━━━ INPUT DATA ━━━

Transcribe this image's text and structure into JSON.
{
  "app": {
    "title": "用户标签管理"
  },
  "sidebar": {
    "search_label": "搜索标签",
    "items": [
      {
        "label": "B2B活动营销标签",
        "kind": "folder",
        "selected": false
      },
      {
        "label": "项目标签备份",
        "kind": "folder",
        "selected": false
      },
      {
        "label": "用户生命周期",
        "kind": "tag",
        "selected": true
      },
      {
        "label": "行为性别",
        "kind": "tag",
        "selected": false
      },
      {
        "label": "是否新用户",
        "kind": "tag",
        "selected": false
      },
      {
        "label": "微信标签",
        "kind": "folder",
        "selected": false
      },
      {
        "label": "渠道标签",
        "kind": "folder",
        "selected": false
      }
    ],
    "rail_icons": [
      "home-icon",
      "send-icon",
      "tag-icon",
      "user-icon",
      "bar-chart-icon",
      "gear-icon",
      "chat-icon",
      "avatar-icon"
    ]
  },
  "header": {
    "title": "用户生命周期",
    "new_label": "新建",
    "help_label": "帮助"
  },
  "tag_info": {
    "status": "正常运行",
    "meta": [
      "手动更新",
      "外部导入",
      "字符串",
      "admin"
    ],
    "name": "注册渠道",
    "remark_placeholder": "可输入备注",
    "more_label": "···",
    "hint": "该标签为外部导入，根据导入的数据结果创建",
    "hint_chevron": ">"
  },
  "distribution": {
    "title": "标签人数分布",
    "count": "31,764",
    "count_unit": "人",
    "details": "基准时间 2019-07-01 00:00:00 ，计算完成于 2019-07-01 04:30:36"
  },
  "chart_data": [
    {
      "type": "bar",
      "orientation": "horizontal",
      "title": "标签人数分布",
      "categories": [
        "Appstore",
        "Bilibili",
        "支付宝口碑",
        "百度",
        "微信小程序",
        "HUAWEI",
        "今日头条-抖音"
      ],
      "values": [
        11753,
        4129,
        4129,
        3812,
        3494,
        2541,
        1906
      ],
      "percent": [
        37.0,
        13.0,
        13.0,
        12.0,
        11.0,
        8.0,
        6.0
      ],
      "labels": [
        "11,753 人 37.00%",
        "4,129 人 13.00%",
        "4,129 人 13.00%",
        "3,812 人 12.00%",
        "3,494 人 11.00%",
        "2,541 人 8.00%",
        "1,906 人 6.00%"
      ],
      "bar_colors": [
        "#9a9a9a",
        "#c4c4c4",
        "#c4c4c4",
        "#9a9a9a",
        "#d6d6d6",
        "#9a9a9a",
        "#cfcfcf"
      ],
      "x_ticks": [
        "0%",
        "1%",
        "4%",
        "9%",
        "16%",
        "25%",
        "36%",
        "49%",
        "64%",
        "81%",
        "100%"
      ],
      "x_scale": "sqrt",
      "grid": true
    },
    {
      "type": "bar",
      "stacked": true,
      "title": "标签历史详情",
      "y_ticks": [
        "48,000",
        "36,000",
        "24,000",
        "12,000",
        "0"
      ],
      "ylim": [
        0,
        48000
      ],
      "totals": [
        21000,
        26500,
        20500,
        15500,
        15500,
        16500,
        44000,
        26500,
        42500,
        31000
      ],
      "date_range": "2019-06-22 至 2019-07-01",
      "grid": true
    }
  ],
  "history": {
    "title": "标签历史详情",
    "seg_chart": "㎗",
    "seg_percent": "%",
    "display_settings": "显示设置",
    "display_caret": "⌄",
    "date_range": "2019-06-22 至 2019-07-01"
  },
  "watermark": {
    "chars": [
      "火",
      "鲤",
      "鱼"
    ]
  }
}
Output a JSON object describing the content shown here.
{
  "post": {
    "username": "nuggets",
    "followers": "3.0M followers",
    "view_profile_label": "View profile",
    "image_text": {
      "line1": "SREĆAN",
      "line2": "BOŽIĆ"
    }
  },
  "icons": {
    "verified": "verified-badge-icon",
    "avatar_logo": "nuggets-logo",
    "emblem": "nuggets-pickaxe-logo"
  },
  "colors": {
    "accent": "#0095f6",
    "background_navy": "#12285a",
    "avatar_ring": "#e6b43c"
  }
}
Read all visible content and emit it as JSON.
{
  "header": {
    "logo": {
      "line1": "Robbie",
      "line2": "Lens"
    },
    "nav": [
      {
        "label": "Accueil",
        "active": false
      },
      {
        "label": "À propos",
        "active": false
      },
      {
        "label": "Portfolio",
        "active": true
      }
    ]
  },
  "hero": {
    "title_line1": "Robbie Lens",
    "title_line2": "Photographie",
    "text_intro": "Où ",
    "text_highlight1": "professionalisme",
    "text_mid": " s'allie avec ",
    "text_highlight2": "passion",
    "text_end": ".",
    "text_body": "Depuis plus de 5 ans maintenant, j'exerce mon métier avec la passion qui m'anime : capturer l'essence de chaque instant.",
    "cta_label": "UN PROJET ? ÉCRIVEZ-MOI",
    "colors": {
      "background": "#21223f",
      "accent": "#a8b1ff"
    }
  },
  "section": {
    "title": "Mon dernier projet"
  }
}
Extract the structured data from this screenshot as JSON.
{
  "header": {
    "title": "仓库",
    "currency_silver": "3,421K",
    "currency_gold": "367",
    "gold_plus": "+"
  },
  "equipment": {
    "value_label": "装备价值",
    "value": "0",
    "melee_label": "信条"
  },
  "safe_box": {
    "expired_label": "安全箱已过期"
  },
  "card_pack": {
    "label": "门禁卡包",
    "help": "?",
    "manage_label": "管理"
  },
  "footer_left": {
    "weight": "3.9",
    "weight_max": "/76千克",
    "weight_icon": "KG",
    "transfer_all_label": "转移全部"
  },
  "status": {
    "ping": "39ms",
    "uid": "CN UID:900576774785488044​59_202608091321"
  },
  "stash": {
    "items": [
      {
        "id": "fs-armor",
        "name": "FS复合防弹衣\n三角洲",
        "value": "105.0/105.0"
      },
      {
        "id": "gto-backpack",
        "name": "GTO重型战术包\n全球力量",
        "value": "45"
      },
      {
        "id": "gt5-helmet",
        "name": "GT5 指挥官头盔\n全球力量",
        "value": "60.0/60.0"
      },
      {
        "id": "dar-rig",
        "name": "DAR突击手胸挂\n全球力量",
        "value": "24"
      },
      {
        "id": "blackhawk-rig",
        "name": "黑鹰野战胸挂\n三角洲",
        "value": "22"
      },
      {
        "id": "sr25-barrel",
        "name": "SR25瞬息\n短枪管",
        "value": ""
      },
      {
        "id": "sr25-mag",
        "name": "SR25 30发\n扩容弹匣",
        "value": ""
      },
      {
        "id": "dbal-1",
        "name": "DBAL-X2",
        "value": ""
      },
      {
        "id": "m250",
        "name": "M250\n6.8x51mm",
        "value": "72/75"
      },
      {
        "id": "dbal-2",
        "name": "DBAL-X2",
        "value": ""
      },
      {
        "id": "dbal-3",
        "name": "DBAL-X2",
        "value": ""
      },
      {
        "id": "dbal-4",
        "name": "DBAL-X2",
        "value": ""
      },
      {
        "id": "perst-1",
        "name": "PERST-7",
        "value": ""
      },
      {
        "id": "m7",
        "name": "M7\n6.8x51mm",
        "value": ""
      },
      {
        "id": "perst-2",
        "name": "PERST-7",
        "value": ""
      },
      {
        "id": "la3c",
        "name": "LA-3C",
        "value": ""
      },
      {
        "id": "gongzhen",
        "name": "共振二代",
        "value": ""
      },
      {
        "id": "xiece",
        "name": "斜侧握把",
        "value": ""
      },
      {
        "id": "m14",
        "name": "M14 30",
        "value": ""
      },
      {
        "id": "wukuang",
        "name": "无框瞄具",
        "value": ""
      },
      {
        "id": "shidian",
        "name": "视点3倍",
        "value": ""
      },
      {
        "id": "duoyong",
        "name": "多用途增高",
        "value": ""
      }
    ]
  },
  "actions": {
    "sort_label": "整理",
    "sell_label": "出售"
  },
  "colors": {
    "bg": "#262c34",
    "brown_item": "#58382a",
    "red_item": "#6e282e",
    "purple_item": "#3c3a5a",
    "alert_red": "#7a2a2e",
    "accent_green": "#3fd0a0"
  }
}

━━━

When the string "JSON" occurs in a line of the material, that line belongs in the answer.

◆ **COMPLETED TASK**:
Transcribe this image's text and structure into JSON.
Output a JSON object describing the content shown here.
Read all visible content and emit it as JSON.
Extract the structured data from this screenshot as JSON.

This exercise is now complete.